_GIVEN RECORDS_.
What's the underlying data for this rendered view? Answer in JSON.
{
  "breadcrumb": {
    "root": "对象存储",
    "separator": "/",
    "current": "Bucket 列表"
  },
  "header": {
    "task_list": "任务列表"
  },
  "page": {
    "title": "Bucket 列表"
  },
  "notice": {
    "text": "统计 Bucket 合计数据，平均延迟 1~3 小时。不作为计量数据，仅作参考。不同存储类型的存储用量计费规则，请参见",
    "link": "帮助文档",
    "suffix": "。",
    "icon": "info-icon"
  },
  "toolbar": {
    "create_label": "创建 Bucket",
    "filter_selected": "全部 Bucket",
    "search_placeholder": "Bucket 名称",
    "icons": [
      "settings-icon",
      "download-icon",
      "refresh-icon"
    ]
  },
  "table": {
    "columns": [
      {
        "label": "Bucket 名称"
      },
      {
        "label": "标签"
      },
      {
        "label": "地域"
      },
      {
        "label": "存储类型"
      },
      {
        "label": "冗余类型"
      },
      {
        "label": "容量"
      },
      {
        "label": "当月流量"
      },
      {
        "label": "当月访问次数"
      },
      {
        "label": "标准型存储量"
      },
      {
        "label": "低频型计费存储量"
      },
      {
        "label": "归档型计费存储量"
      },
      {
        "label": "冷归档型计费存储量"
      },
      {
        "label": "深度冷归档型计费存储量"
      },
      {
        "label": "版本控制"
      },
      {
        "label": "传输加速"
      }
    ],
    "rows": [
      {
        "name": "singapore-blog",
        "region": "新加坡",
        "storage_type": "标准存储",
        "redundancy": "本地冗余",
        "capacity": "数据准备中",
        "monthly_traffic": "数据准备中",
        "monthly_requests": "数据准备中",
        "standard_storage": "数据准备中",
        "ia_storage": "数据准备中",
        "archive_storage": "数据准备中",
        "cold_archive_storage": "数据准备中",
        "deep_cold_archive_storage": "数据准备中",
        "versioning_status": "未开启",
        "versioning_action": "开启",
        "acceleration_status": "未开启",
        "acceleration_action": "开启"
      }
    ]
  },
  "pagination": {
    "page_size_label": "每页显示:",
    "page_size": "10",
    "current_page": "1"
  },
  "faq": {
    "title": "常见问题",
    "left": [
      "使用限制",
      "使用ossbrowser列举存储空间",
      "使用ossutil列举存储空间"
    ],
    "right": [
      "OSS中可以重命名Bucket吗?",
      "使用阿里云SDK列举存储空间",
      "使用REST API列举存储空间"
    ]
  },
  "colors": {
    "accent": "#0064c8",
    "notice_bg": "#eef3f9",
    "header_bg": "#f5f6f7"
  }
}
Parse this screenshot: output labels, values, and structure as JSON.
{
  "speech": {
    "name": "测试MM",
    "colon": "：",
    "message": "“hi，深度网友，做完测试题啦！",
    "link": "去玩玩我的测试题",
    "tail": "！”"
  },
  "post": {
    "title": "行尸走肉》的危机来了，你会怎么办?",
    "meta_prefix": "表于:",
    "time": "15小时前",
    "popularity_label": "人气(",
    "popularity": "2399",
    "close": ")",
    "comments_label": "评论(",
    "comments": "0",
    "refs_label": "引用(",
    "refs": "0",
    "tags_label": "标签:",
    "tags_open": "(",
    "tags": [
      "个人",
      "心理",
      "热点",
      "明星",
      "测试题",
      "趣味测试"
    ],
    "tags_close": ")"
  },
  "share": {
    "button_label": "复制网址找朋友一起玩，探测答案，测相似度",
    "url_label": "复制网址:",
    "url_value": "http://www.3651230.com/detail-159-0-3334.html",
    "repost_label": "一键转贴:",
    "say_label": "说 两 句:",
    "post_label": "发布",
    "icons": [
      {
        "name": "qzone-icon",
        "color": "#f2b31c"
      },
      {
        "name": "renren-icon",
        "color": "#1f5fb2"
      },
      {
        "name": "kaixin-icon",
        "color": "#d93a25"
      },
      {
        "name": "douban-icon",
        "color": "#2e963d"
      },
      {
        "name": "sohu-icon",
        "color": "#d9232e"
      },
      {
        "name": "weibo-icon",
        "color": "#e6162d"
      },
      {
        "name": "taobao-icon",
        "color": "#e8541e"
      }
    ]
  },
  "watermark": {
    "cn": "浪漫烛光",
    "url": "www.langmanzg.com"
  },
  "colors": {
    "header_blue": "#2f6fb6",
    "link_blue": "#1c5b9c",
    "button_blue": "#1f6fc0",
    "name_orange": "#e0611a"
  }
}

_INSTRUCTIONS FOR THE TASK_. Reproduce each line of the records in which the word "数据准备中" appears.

_ANSWER SECTION_.
        "capacity": "数据准备中",
        "monthly_traffic": "数据准备中",
        "monthly_requests": "数据准备中",
        "standard_storage": "数据准备中",
        "ia_storage": "数据准备中",
        "archive_storage": "数据准备中",
        "cold_archive_storage": "数据准备中",
        "deep_cold_archive_storage": "数据准备中",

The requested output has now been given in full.